    But if rods from fusion show infection years later this seems like something peculiar to putting titanium in people. I don't think infections from other surgeries show such a delay in manifesting themselves. This sounds like a hazard of fusion surgery and I would call removing the rods for this purpose a revision.

  15. #15
    Join Date
    Sep 2019
    Posts
    132
    Quote Originally Posted by LindaRacine View Post
    Agreed. Studies are great in terms of making a decision about whether or not to do something. But, it's always important to remember that statistics don't really mean anything in terms of what happens to an individual. Even if 99 out of 100 people don't have any complications, the one person who did have a complication is affected.

    Since you're searching the literature, you might find more targeted info by searching something like "spine non-fusion" or "spine pseudarthrosis", or whatever the specific issue is. The term revision is too broad a bucket.

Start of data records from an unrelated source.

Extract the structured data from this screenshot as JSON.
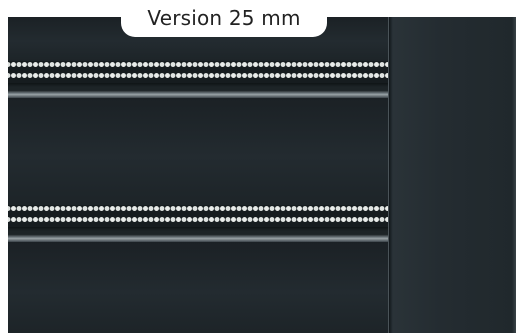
{
  "badge": {
    "label": "Version 25 mm"
  },
  "colors": {
    "shutter": "#1d2427",
    "perforations": "#e9ecea",
    "badge_background": "#ffffff",
    "badge_text": "#222222"
  }
}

    --Linda
    "Even if 99 out of 100 people don't have any complications, the one person who did have a complication is affected."

    Then you'd never have any surgery because there is a small rate of death from almost anything.

    But what if the statistic is that 70% of people who have fusion need revision (which I heard on this forum)? That's certainly sobering and a good reason to think twice about having the surgery. Wouldn't you listen to the statistic in this case? Wouldn't you want to know about this?

    Not only is there that statistic, but it's becoming obvious to me that the surgery brings on the need for more surgeries. There is causation.
    Revisions are needed because the surgery itself inflicts harm, although the manifestation may be delayed by years. Or it may not, it may show up in a few months, like with me.

    I know, the disease is terrible, too. But I think patients have the right to know about the inherent problems of the surgery, and they don't get that information. I received scant information from my surgeon, his renowned hospital, my local "spine center", and my GP.

Posting Permissions

  • You may not post new threads
  • You may not post replies
  • You may not post attachments
  • You may not edit your posts
  •